* BRIEF: Write out the listing in full, matching it word for word.

* SUPPLIED MATERIAL:
..........
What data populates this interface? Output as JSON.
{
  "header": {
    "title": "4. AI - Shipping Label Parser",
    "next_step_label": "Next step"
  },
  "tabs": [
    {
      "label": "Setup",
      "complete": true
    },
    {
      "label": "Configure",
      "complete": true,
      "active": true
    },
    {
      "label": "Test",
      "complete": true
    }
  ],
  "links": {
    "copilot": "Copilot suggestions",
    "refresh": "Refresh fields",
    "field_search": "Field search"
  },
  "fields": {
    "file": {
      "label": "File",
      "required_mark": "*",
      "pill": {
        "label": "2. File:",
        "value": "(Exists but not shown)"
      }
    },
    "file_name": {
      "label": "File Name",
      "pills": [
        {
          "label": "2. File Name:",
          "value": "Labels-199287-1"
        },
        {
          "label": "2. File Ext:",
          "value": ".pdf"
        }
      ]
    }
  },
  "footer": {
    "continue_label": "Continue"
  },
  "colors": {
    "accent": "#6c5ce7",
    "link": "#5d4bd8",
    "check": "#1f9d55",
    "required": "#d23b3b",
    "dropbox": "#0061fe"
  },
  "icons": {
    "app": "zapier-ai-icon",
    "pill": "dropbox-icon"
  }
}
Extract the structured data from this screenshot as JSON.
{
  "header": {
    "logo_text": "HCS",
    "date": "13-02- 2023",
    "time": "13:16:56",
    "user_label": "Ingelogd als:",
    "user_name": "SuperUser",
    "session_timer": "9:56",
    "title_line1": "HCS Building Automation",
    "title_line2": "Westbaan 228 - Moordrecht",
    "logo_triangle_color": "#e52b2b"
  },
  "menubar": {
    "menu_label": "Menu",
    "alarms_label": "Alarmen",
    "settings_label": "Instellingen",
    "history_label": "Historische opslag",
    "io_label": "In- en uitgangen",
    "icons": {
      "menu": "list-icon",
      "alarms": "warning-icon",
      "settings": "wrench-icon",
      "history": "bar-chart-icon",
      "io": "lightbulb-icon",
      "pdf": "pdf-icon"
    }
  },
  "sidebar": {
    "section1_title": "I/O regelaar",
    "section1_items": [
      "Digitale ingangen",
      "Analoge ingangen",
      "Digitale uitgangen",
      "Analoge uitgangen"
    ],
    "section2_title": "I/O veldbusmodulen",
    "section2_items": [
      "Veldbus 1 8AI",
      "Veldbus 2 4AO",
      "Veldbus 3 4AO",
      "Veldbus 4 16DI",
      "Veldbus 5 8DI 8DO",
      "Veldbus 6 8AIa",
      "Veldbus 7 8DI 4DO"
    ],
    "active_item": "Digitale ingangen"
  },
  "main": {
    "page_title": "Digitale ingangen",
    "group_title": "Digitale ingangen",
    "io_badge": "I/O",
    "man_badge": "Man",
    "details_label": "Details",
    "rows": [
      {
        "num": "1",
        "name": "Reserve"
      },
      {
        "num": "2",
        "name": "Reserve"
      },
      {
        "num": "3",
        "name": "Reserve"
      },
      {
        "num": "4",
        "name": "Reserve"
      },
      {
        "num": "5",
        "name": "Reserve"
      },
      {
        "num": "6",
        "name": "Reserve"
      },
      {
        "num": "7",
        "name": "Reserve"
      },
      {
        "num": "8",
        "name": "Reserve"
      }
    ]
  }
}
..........
* THE COMPLETED TASK:
What data populates this interface? Output as JSON.
{
  "header": {
    "title": "4. AI - Shipping Label Parser",
    "next_step_label": "Next step"
  },
  "tabs": [
    {
      "label": "Setup",
      "complete": true
    },
    {
      "label": "Configure",
      "complete": true,
      "active": true
    },
    {
      "label": "Test",
      "complete": true
    }
  ],
  "links": {
    "copilot": "Copilot suggestions",
    "refresh": "Refresh fields",
    "field_search": "Field search"
  },
  "fields": {
    "file": {
      "label": "File",
      "required_mark": "*",
      "pill": {
        "label": "2. File:",
        "value": "(Exists but not shown)"
      }
    },
    "file_name": {
      "label": "File Name",
      "pills": [
        {
          "label": "2. File Name:",
          "value": "Labels-199287-1"
        },
        {
          "label": "2. File Ext:",
          "value": ".pdf"
        }
      ]
    }
  },
  "footer": {
    "continue_label": "Continue"
  },
  "colors": {
    "accent": "#6c5ce7",
    "link": "#5d4bd8",
    "check": "#1f9d55",
    "required": "#d23b3b",
    "dropbox": "#0061fe"
  },
  "icons": {
    "app": "zapier-ai-icon",
    "pill": "dropbox-icon"
  }
}
Extract the structured data from this screenshot as JSON.
{
  "header": {
    "logo_text": "HCS",
    "date": "13-02- 2023",
    "time": "13:16:56",
    "user_label": "Ingelogd als:",
    "user_name": "SuperUser",
    "session_timer": "9:56",
    "title_line1": "HCS Building Automation",
    "title_line2": "Westbaan 228 - Moordrecht",
    "logo_triangle_color": "#e52b2b"
  },
  "menubar": {
    "menu_label": "Menu",
    "alarms_label": "Alarmen",
    "settings_label": "Instellingen",
    "history_label": "Historische opslag",
    "io_label": "In- en uitgangen",
    "icons": {
      "menu": "list-icon",
      "alarms": "warning-icon",
      "settings": "wrench-icon",
      "history": "bar-chart-icon",
      "io": "lightbulb-icon",
      "pdf": "pdf-icon"
    }
  },
  "sidebar": {
    "section1_title": "I/O regelaar",
    "section1_items": [
      "Digitale ingangen",
      "Analoge ingangen",
      "Digitale uitgangen",
      "Analoge uitgangen"
    ],
    "section2_title": "I/O veldbusmodulen",
    "section2_items": [
      "Veldbus 1 8AI",
      "Veldbus 2 4AO",
      "Veldbus 3 4AO",
      "Veldbus 4 16DI",
      "Veldbus 5 8DI 8DO",
      "Veldbus 6 8AIa",
      "Veldbus 7 8DI 4DO"
    ],
    "active_item": "Digitale ingangen"
  },
  "main": {
    "page_title": "Digitale ingangen",
    "group_title": "Digitale ingangen",
    "io_badge": "I/O",
    "man_badge": "Man",
    "details_label": "Details",
    "rows": [
      {
        "num": "1",
        "name": "Reserve"
      },
      {
        "num": "2",
        "name": "Reserve"
      },
      {
        "num": "3",
        "name": "Reserve"
      },
      {
        "num": "4",
        "name": "Reserve"
      },
      {
        "num": "5",
        "name": "Reserve"
      },
      {
        "num": "6",
        "name": "Reserve"
      },
      {
        "num": "7",
        "name": "Reserve"
      },
      {
        "num": "8",
        "name": "Reserve"
      }
    ]
  }
}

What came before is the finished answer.